--- EXERCISE DATA Enclosed Below ---
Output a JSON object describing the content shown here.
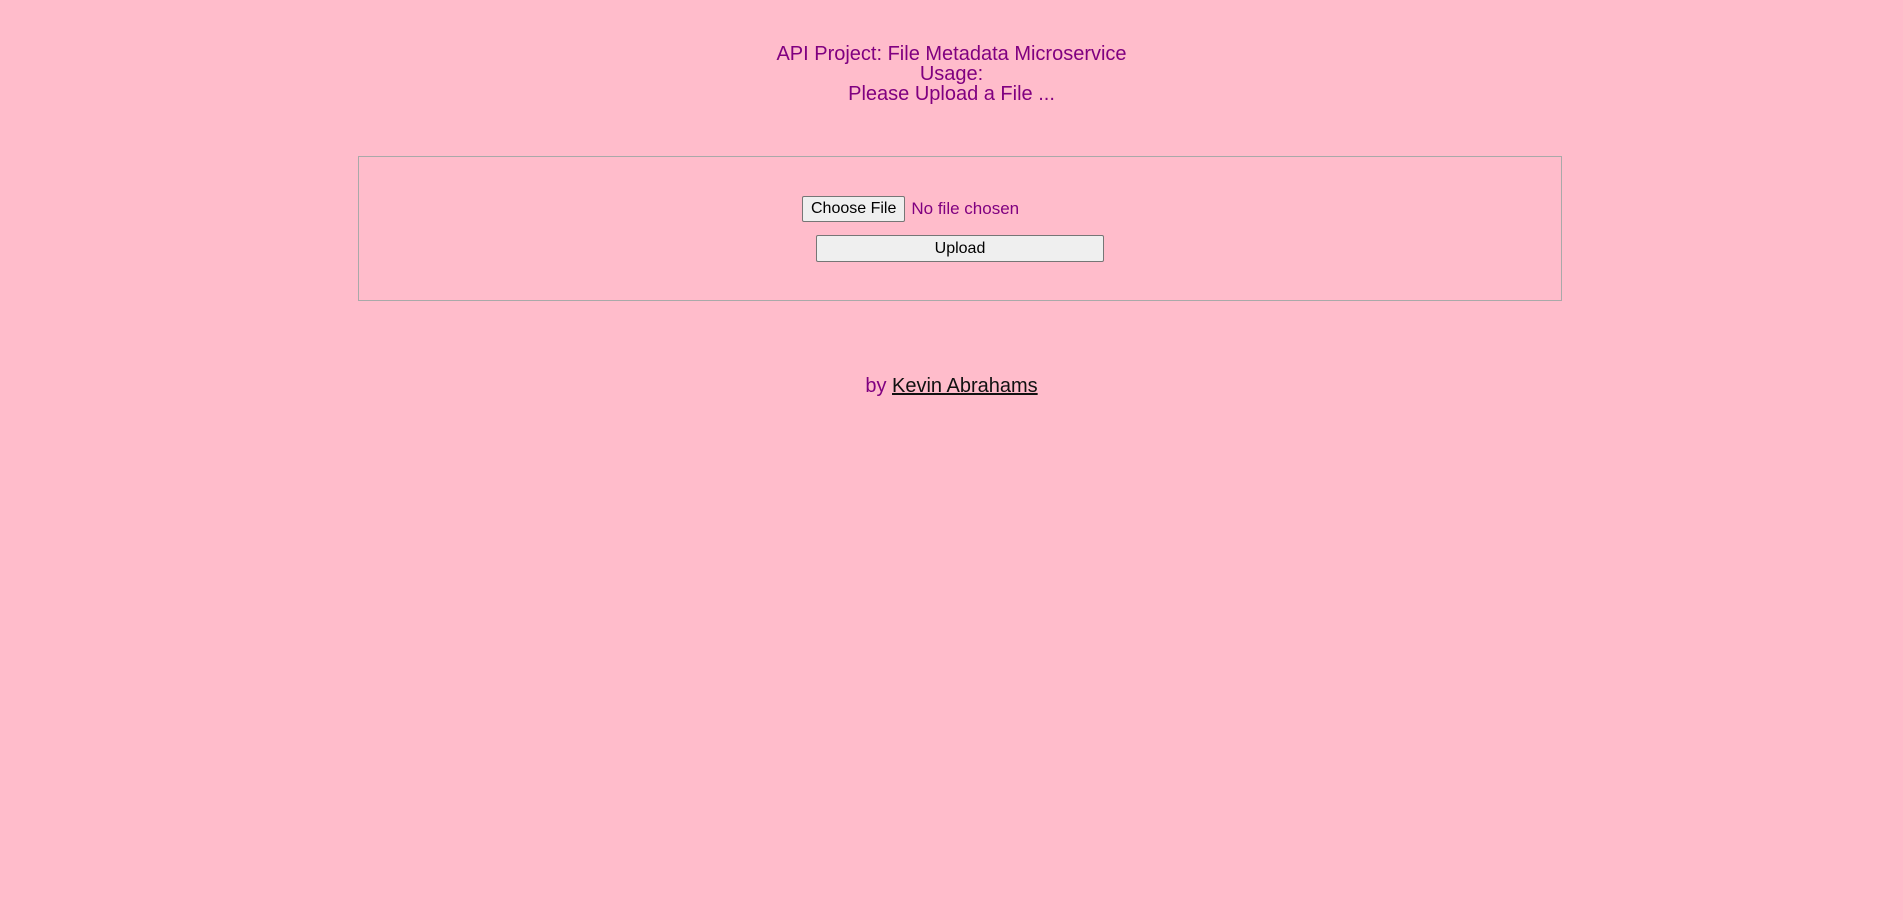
{
  "header": {
    "title": "API Project: File Metadata Microservice",
    "usage_label": "Usage:",
    "instruction": "Please Upload a File ..."
  },
  "upload_form": {
    "choose_file_label": "Choose File",
    "file_status": "No file chosen",
    "upload_label": "Upload"
  },
  "footer": {
    "by_label": "by",
    "author_link": "Kevin Abrahams"
  },
  "colors": {
    "background": "#ffbccb",
    "text": "#800080",
    "link": "#111111"
  }
}
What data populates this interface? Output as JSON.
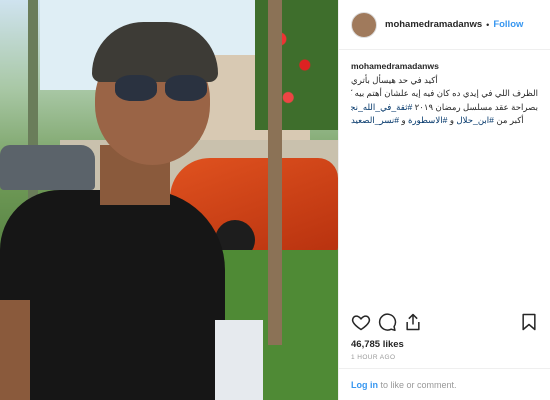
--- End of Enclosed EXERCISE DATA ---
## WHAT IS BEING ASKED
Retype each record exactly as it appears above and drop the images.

## WORKED SOLUTION
Output a JSON object describing the content shown here.
{
  "header": {
    "title": "API Project: File Metadata Microservice",
    "usage_label": "Usage:",
    "instruction": "Please Upload a File ..."
  },
  "upload_form": {
    "choose_file_label": "Choose File",
    "file_status": "No file chosen",
    "upload_label": "Upload"
  },
  "footer": {
    "by_label": "by",
    "author_link": "Kevin Abrahams"
  },
  "colors": {
    "background": "#ffbccb",
    "text": "#800080",
    "link": "#111111"
  }
}
What data populates this interface? Output as JSON.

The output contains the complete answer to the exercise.